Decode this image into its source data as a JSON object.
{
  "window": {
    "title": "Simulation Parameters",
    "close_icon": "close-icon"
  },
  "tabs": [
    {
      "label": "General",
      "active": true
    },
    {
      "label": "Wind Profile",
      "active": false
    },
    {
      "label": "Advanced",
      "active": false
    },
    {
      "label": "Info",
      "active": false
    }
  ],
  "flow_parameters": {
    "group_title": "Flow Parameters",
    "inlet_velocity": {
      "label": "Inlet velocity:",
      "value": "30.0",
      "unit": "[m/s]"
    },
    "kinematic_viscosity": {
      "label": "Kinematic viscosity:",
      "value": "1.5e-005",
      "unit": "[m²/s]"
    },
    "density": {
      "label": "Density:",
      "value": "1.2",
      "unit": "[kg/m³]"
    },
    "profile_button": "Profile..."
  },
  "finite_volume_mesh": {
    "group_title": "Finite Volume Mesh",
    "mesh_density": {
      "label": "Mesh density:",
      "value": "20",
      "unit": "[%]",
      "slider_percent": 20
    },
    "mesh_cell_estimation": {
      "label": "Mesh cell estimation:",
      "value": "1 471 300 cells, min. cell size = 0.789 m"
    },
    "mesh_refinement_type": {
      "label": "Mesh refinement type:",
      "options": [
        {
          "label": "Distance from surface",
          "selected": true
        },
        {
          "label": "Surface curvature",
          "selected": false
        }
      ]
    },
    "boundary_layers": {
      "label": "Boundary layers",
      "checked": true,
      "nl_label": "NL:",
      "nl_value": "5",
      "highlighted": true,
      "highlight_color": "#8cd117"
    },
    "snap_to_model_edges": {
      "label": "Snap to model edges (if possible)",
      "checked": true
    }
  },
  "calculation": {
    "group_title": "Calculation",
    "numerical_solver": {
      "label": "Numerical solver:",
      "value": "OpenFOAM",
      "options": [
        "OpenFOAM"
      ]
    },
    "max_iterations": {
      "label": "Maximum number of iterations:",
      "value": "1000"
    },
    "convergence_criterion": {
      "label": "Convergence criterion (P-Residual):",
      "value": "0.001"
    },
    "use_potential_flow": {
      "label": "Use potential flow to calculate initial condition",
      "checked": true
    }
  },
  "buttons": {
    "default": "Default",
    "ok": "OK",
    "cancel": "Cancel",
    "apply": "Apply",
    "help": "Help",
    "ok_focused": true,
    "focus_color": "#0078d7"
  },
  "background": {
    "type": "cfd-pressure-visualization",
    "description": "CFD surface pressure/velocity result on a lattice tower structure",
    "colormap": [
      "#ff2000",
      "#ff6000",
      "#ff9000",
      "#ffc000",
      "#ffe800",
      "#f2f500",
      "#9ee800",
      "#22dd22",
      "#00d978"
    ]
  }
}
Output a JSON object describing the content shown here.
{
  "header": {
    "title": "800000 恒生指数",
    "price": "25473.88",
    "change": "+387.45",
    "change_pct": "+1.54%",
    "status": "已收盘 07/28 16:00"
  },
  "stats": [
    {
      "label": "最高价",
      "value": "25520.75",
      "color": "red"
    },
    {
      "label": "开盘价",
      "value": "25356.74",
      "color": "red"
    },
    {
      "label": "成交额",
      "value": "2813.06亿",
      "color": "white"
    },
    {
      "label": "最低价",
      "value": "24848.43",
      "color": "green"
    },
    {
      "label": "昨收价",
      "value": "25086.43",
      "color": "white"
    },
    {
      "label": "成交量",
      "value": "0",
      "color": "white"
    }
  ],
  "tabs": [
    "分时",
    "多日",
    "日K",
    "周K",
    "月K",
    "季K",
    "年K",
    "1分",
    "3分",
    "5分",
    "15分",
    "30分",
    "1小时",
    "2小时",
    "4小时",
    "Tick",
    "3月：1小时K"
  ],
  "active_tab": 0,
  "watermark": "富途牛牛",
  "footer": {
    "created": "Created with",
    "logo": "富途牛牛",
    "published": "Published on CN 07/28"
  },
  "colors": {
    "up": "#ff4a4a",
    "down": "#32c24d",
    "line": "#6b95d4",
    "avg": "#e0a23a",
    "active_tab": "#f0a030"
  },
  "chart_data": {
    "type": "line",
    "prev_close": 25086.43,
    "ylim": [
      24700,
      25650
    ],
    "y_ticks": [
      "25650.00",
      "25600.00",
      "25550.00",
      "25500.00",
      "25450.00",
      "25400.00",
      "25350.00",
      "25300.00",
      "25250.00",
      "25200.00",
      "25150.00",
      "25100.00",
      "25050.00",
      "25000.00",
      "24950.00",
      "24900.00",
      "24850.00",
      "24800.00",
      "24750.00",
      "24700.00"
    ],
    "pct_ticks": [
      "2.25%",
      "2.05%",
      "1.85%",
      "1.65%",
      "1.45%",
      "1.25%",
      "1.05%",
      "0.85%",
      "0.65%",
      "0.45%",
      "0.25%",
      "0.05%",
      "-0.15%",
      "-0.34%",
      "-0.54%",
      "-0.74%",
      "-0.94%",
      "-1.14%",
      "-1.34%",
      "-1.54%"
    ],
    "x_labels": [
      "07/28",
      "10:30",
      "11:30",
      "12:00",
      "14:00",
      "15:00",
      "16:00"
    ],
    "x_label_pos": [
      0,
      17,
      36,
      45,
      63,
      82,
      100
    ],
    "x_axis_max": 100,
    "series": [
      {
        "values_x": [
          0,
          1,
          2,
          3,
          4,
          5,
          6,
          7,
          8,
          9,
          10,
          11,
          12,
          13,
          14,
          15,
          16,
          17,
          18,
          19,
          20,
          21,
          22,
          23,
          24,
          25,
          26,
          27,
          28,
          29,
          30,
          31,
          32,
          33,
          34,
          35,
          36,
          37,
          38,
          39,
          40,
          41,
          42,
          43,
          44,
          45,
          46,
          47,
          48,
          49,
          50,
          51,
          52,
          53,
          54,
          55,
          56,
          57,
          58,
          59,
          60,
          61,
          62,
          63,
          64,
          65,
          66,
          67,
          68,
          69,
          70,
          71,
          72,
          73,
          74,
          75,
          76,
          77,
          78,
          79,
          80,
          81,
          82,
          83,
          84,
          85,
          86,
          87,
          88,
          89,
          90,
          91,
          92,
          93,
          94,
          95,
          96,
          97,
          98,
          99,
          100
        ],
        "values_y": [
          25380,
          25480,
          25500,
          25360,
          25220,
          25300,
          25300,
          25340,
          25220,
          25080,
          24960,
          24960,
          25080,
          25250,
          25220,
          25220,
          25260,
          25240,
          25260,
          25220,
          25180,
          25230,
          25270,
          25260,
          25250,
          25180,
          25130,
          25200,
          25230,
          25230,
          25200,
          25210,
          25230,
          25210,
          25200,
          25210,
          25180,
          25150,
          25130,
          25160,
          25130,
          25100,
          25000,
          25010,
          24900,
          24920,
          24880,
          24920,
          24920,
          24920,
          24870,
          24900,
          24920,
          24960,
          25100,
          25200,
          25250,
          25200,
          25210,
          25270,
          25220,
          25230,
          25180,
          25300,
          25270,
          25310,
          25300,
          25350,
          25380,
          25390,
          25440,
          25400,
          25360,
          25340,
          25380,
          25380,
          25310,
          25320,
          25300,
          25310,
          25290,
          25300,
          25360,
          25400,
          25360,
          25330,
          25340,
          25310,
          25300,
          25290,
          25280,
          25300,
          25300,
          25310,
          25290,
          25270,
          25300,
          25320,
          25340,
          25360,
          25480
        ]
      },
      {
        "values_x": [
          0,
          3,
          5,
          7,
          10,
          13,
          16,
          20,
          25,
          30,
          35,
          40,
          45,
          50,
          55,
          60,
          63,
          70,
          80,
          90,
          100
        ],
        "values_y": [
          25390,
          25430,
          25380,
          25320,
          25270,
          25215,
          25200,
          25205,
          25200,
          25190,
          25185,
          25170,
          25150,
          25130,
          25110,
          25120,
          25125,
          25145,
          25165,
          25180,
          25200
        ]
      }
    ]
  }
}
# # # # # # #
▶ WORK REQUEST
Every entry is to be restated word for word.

▶ TASK ANSWER
Decode this image into its source data as a JSON object.
{
  "window": {
    "title": "Simulation Parameters",
    "close_icon": "close-icon"
  },
  "tabs": [
    {
      "label": "General",
      "active": true
    },
    {
      "label": "Wind Profile",
      "active": false
    },
    {
      "label": "Advanced",
      "active": false
    },
    {
      "label": "Info",
      "active": false
    }
  ],
  "flow_parameters": {
    "group_title": "Flow Parameters",
    "inlet_velocity": {
      "label": "Inlet velocity:",
      "value": "30.0",
      "unit": "[m/s]"
    },
    "kinematic_viscosity": {
      "label": "Kinematic viscosity:",
      "value": "1.5e-005",
      "unit": "[m²/s]"
    },
    "density": {
      "label": "Density:",
      "value": "1.2",
      "unit": "[kg/m³]"
    },
    "profile_button": "Profile..."
  },
  "finite_volume_mesh": {
    "group_title": "Finite Volume Mesh",
    "mesh_density": {
      "label": "Mesh density:",
      "value": "20",
      "unit": "[%]",
      "slider_percent": 20
    },
    "mesh_cell_estimation": {
      "label": "Mesh cell estimation:",
      "value": "1 471 300 cells, min. cell size = 0.789 m"
    },
    "mesh_refinement_type": {
      "label": "Mesh refinement type:",
      "options": [
        {
          "label": "Distance from surface",
          "selected": true
        },
        {
          "label": "Surface curvature",
          "selected": false
        }
      ]
    },
    "boundary_layers": {
      "label": "Boundary layers",
      "checked": true,
      "nl_label": "NL:",
      "nl_value": "5",
      "highlighted": true,
      "highlight_color": "#8cd117"
    },
    "snap_to_model_edges": {
      "label": "Snap to model edges (if possible)",
      "checked": true
    }
  },
  "calculation": {
    "group_title": "Calculation",
    "numerical_solver": {
      "label": "Numerical solver:",
      "value": "OpenFOAM",
      "options": [
        "OpenFOAM"
      ]
    },
    "max_iterations": {
      "label": "Maximum number of iterations:",
      "value": "1000"
    },
    "convergence_criterion": {
      "label": "Convergence criterion (P-Residual):",
      "value": "0.001"
    },
    "use_potential_flow": {
      "label": "Use potential flow to calculate initial condition",
      "checked": true
    }
  },
  "buttons": {
    "default": "Default",
    "ok": "OK",
    "cancel": "Cancel",
    "apply": "Apply",
    "help": "Help",
    "ok_focused": true,
    "focus_color": "#0078d7"
  },
  "background": {
    "type": "cfd-pressure-visualization",
    "description": "CFD surface pressure/velocity result on a lattice tower structure",
    "colormap": [
      "#ff2000",
      "#ff6000",
      "#ff9000",
      "#ffc000",
      "#ffe800",
      "#f2f500",
      "#9ee800",
      "#22dd22",
      "#00d978"
    ]
  }
}
Output a JSON object describing the content shown here.
{
  "header": {
    "title": "800000 恒生指数",
    "price": "25473.88",
    "change": "+387.45",
    "change_pct": "+1.54%",
    "status": "已收盘 07/28 16:00"
  },
  "stats": [
    {
      "label": "最高价",
      "value": "25520.75",
      "color": "red"
    },
    {
      "label": "开盘价",
      "value": "25356.74",
      "color": "red"
    },
    {
      "label": "成交额",
      "value": "2813.06亿",
      "color": "white"
    },
    {
      "label": "最低价",
      "value": "24848.43",
      "color": "green"
    },
    {
      "label": "昨收价",
      "value": "25086.43",
      "color": "white"
    },
    {
      "label": "成交量",
      "value": "0",
      "color": "white"
    }
  ],
  "tabs": [
    "分时",
    "多日",
    "日K",
    "周K",
    "月K",
    "季K",
    "年K",
    "1分",
    "3分",
    "5分",
    "15分",
    "30分",
    "1小时",
    "2小时",
    "4小时",
    "Tick",
    "3月：1小时K"
  ],
  "active_tab": 0,
  "watermark": "富途牛牛",
  "footer": {
    "created": "Created with",
    "logo": "富途牛牛",
    "published": "Published on CN 07/28"
  },
  "colors": {
    "up": "#ff4a4a",
    "down": "#32c24d",
    "line": "#6b95d4",
    "avg": "#e0a23a",
    "active_tab": "#f0a030"
  },
  "chart_data": {
    "type": "line",
    "prev_close": 25086.43,
    "ylim": [
      24700,
      25650
    ],
    "y_ticks": [
      "25650.00",
      "25600.00",
      "25550.00",
      "25500.00",
      "25450.00",
      "25400.00",
      "25350.00",
      "25300.00",
      "25250.00",
      "25200.00",
      "25150.00",
      "25100.00",
      "25050.00",
      "25000.00",
      "24950.00",
      "24900.00",
      "24850.00",
      "24800.00",
      "24750.00",
      "24700.00"
    ],
    "pct_ticks": [
      "2.25%",
      "2.05%",
      "1.85%",
      "1.65%",
      "1.45%",
      "1.25%",
      "1.05%",
      "0.85%",
      "0.65%",
      "0.45%",
      "0.25%",
      "0.05%",
      "-0.15%",
      "-0.34%",
      "-0.54%",
      "-0.74%",
      "-0.94%",
      "-1.14%",
      "-1.34%",
      "-1.54%"
    ],
    "x_labels": [
      "07/28",
      "10:30",
      "11:30",
      "12:00",
      "14:00",
      "15:00",
      "16:00"
    ],
    "x_label_pos": [
      0,
      17,
      36,
      45,
      63,
      82,
      100
    ],
    "x_axis_max": 100,
    "series": [
      {
        "values_x": [
          0,
          1,
          2,
          3,
          4,
          5,
          6,
          7,
          8,
          9,
          10,
          11,
          12,
          13,
          14,
          15,
          16,
          17,
          18,
          19,
          20,
          21,
          22,
          23,
          24,
          25,
          26,
          27,
          28,
          29,
          30,
          31,
          32,
          33,
          34,
          35,
          36,
          37,
          38,
          39,
          40,
          41,
          42,
          43,
          44,
          45,
          46,
          47,
          48,
          49,
          50,
          51,
          52,
          53,
          54,
          55,
          56,
          57,
          58,
          59,
          60,
          61,
          62,
          63,
          64,
          65,
          66,
          67,
          68,
          69,
          70,
          71,
          72,
          73,
          74,
          75,
          76,
          77,
          78,
          79,
          80,
          81,
          82,
          83,
          84,
          85,
          86,
          87,
          88,
          89,
          90,
          91,
          92,
          93,
          94,
          95,
          96,
          97,
          98,
          99,
          100
        ],
        "values_y": [
          25380,
          25480,
          25500,
          25360,
          25220,
          25300,
          25300,
          25340,
          25220,
          25080,
          24960,
          24960,
          25080,
          25250,
          25220,
          25220,
          25260,
          25240,
          25260,
          25220,
          25180,
          25230,
          25270,
          25260,
          25250,
          25180,
          25130,
          25200,
          25230,
          25230,
          25200,
          25210,
          25230,
          25210,
          25200,
          25210,
          25180,
          25150,
          25130,
          25160,
          25130,
          25100,
          25000,
          25010,
          24900,
          24920,
          24880,
          24920,
          24920,
          24920,
          24870,
          24900,
          24920,
          24960,
          25100,
          25200,
          25250,
          25200,
          25210,
          25270,
          25220,
          25230,
          25180,
          25300,
          25270,
          25310,
          25300,
          25350,
          25380,
          25390,
          25440,
          25400,
          25360,
          25340,
          25380,
          25380,
          25310,
          25320,
          25300,
          25310,
          25290,
          25300,
          25360,
          25400,
          25360,
          25330,
          25340,
          25310,
          25300,
          25290,
          25280,
          25300,
          25300,
          25310,
          25290,
          25270,
          25300,
          25320,
          25340,
          25360,
          25480
        ]
      },
      {
        "values_x": [
          0,
          3,
          5,
          7,
          10,
          13,
          16,
          20,
          25,
          30,
          35,
          40,
          45,
          50,
          55,
          60,
          63,
          70,
          80,
          90,
          100
        ],
        "values_y": [
          25390,
          25430,
          25380,
          25320,
          25270,
          25215,
          25200,
          25205,
          25200,
          25190,
          25185,
          25170,
          25150,
          25130,
          25110,
          25120,
          25125,
          25145,
          25165,
          25180,
          25200
        ]
      }
    ]
  }
}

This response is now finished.